Dr. Trager's experiences working with polio survivors helped to shape his approach to movement re-education, which he began to teach after retirement from his medical practice. Hallmarks of Trager's thinking was the phrase he reiterated over and over, "Trying is effort, and effort is tension. DO or do not do." His way of work featured gentle rocking and shaking of the tissue, "reminding the mind in the tissue of the feeling of EASE," which is an experience many of us have forgotten. Yet this proprioceptive experience is KEY to free and easy movement, absoloutely luscious to feel.
I was hooked when I had my first Trager session. This was stuff I myself needed to learn! I was then a dedicated "tryer" with lots of "shoulds" in my mind and in my body. I thus started studying the approach and actually worked as a Trager Practitioner for seven years. I eventually parted ways with the official Trager program when I started studying CranioSacral Therapy, as Dr. Trager wanted his practitioners to do Trager work only. That simply wasn't my style -- but I shall ever honor and embody what I learned. Like riding a bicycle, one never forgets the feeling once the body memory has integrated it.
It was in a Trager class that I heard the story behind the words of the title of this article. The Instructor's first career was as an electrical engineer for NASA. As such, he helped to put John Glenn and the other first astronauts on the moon. He quipped about his job change, "I went from outer space to inner space."
Here's his story. He lay its groundwork by pointing out that the moon is 250,000 miles from the earth. This is the distance the astronauts had to travel, a quarter-million miles. Yet the lunar module landed just short of 1/8 of a mile away from its target destination. Thus, the "moral of the story": We were NEVER on course. The men were off a little this way, then a little that way, never on the exact course. Yet after a 250,000 mile trip, the astronauts landed less than one eighth of a mile from the target.

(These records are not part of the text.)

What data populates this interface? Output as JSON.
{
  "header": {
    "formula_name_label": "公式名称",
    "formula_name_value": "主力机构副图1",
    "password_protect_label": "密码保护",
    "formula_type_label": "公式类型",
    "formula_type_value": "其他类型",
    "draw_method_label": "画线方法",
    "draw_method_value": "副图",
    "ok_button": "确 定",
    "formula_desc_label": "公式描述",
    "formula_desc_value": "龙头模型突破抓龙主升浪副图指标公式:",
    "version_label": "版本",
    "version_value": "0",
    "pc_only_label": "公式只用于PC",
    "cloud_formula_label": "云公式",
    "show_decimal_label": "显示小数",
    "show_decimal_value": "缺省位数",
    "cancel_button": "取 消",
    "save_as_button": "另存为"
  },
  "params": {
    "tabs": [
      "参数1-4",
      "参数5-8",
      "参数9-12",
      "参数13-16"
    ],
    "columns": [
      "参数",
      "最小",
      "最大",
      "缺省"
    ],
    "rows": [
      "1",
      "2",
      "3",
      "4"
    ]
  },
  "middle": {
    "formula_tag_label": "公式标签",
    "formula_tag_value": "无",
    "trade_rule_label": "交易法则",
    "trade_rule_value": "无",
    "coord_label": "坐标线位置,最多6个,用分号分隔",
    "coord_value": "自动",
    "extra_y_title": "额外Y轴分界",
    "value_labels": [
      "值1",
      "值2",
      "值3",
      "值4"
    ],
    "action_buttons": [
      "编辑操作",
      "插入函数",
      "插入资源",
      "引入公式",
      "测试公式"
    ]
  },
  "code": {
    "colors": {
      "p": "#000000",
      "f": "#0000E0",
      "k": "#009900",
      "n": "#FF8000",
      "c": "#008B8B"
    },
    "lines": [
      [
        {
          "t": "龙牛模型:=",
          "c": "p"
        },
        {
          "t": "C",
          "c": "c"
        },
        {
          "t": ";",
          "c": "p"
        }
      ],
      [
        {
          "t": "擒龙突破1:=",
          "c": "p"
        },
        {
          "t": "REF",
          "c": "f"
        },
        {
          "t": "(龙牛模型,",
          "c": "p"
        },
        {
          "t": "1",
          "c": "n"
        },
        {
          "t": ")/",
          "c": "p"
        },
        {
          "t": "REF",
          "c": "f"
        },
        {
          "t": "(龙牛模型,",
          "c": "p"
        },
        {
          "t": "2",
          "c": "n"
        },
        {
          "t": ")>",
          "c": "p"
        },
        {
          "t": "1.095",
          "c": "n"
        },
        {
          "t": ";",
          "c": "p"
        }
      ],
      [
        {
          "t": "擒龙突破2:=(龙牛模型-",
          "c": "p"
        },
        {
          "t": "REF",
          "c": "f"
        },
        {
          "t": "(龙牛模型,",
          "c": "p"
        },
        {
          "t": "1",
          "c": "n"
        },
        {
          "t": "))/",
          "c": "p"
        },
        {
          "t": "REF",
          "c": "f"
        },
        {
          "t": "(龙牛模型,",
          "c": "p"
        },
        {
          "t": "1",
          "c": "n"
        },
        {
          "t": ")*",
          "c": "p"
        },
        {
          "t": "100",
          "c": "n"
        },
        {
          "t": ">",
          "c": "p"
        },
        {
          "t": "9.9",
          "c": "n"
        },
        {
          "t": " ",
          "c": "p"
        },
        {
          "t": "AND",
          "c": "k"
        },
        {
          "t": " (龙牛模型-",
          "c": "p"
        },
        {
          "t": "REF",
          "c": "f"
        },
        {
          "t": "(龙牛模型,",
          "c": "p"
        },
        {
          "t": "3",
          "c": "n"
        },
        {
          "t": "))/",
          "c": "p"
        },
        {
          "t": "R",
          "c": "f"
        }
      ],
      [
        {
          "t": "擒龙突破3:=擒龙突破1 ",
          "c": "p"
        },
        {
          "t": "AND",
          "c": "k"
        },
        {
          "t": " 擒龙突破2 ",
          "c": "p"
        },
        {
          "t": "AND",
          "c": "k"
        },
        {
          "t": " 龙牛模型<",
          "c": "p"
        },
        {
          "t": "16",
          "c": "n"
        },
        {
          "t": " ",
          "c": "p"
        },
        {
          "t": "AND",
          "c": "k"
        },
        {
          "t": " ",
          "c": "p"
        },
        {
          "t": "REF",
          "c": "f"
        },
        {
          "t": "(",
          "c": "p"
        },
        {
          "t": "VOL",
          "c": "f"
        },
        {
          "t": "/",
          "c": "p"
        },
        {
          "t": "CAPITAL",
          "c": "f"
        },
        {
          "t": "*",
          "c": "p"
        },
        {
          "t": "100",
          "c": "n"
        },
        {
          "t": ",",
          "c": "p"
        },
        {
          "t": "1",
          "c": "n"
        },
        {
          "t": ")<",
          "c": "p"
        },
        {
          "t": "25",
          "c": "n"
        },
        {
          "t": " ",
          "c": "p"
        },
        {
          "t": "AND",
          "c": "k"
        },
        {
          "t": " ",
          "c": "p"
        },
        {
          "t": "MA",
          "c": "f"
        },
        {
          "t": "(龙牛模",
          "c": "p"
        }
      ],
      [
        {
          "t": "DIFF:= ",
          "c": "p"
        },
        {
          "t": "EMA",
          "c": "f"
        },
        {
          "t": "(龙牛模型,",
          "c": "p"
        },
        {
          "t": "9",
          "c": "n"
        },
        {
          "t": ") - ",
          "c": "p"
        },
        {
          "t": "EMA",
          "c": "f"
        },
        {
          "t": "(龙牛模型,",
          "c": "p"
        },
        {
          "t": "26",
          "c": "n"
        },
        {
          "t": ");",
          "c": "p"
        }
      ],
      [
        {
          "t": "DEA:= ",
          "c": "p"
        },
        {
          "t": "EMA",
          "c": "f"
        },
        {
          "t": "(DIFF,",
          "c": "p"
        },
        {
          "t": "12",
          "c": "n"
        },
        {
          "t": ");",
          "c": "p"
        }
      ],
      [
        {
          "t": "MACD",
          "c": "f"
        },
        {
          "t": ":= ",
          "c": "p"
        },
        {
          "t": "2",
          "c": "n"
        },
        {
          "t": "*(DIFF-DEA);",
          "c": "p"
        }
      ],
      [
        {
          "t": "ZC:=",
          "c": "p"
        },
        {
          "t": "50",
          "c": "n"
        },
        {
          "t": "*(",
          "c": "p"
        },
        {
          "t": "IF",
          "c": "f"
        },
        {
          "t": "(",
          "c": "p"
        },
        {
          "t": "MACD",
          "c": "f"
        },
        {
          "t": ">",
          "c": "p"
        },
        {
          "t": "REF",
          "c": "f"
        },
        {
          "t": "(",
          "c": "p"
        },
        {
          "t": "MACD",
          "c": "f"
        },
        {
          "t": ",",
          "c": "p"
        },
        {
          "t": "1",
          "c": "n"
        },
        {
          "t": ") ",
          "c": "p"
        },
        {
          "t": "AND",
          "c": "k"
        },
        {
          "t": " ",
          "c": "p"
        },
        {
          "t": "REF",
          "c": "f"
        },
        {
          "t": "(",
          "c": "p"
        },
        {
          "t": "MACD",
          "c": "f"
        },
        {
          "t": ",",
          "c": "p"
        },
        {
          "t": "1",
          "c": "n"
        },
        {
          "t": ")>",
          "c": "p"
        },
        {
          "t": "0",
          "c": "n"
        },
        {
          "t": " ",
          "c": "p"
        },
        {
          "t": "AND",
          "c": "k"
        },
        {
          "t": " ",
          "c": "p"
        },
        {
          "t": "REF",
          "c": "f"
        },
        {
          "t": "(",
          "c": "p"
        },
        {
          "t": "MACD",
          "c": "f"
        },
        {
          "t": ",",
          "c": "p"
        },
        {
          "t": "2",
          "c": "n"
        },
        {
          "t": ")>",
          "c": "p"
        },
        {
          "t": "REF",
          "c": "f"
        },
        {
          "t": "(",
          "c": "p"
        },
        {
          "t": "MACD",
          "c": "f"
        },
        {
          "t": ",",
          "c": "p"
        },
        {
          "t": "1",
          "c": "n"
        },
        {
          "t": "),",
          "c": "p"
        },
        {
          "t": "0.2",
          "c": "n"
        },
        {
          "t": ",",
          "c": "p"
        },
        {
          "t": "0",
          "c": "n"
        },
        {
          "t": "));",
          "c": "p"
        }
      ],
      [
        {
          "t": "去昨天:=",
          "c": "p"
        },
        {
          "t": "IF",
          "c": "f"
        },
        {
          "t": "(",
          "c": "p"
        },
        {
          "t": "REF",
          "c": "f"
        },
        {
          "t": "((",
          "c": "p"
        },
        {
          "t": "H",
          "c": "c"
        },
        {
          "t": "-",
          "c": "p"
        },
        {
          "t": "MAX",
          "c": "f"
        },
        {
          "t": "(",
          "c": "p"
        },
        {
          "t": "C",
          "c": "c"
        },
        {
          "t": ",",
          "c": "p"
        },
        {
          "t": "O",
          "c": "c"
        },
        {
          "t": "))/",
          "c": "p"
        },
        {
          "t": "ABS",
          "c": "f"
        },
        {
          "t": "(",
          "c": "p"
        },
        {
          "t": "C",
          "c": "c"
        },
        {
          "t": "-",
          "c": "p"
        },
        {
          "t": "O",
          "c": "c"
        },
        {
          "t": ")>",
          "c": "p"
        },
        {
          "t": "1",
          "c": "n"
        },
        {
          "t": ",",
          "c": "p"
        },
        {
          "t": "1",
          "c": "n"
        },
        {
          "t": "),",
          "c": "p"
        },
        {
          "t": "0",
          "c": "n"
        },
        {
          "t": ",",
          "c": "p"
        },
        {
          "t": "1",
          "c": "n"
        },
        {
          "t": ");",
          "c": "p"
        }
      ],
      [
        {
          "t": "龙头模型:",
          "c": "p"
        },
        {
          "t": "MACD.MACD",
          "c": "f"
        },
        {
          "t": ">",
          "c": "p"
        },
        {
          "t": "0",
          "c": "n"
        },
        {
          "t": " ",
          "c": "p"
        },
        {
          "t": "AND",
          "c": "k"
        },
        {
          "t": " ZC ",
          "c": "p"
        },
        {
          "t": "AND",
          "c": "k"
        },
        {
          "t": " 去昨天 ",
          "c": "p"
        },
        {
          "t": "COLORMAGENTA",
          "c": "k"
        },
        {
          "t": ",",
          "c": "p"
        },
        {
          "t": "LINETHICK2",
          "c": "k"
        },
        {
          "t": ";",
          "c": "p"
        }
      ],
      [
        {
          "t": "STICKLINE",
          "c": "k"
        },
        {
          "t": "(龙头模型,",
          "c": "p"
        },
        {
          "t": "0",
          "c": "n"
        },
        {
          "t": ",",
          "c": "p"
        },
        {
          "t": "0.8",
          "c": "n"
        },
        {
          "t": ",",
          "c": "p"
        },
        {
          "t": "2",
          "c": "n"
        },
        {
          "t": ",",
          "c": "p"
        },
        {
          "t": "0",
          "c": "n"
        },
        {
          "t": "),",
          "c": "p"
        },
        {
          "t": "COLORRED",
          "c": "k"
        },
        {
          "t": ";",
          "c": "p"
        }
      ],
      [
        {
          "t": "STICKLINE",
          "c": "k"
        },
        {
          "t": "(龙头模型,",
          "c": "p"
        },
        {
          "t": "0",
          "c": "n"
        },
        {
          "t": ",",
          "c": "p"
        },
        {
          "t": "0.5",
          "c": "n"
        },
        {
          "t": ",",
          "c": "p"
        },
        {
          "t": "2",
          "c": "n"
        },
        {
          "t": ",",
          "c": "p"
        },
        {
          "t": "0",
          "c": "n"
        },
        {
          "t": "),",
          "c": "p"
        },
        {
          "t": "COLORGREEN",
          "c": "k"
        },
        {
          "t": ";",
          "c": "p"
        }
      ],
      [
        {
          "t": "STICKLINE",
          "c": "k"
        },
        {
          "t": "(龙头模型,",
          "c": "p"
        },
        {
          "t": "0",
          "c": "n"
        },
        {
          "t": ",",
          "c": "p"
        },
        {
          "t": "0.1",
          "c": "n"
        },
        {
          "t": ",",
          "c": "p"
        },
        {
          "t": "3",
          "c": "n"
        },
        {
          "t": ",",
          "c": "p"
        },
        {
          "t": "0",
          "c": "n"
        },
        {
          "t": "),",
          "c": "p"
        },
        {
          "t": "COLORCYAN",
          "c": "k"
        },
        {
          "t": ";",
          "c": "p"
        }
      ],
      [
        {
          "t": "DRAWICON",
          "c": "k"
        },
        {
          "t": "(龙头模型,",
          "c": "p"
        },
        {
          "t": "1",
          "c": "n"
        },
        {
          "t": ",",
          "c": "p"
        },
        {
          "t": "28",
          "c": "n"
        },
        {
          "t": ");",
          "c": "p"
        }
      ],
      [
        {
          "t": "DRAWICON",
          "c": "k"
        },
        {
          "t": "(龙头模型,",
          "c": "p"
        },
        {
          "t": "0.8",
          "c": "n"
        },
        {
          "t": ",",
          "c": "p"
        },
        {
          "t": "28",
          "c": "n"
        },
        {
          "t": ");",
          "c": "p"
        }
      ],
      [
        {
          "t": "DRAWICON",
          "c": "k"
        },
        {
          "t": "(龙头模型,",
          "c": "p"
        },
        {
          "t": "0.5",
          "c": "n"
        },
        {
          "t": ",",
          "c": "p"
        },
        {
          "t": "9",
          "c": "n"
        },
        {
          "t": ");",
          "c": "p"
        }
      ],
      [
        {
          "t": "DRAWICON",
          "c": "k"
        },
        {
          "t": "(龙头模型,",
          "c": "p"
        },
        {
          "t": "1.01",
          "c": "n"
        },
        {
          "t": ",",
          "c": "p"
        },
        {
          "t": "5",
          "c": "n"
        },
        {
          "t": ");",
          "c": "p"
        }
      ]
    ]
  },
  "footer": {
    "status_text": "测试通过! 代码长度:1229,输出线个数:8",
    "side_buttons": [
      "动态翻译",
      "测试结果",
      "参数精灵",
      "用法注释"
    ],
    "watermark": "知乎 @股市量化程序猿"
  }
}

This is important because it reminds us of the importance of assessment, correction, the process of re-viewing and re-framing as we move through life. Balance or trajectory is NOT fixed. We're off a little this way, then off a little that way. It's a dynamic process. Recognizing this also helps us be more merciful with ourselves when we think we err. We're simply a little off-course, and we can re-direct.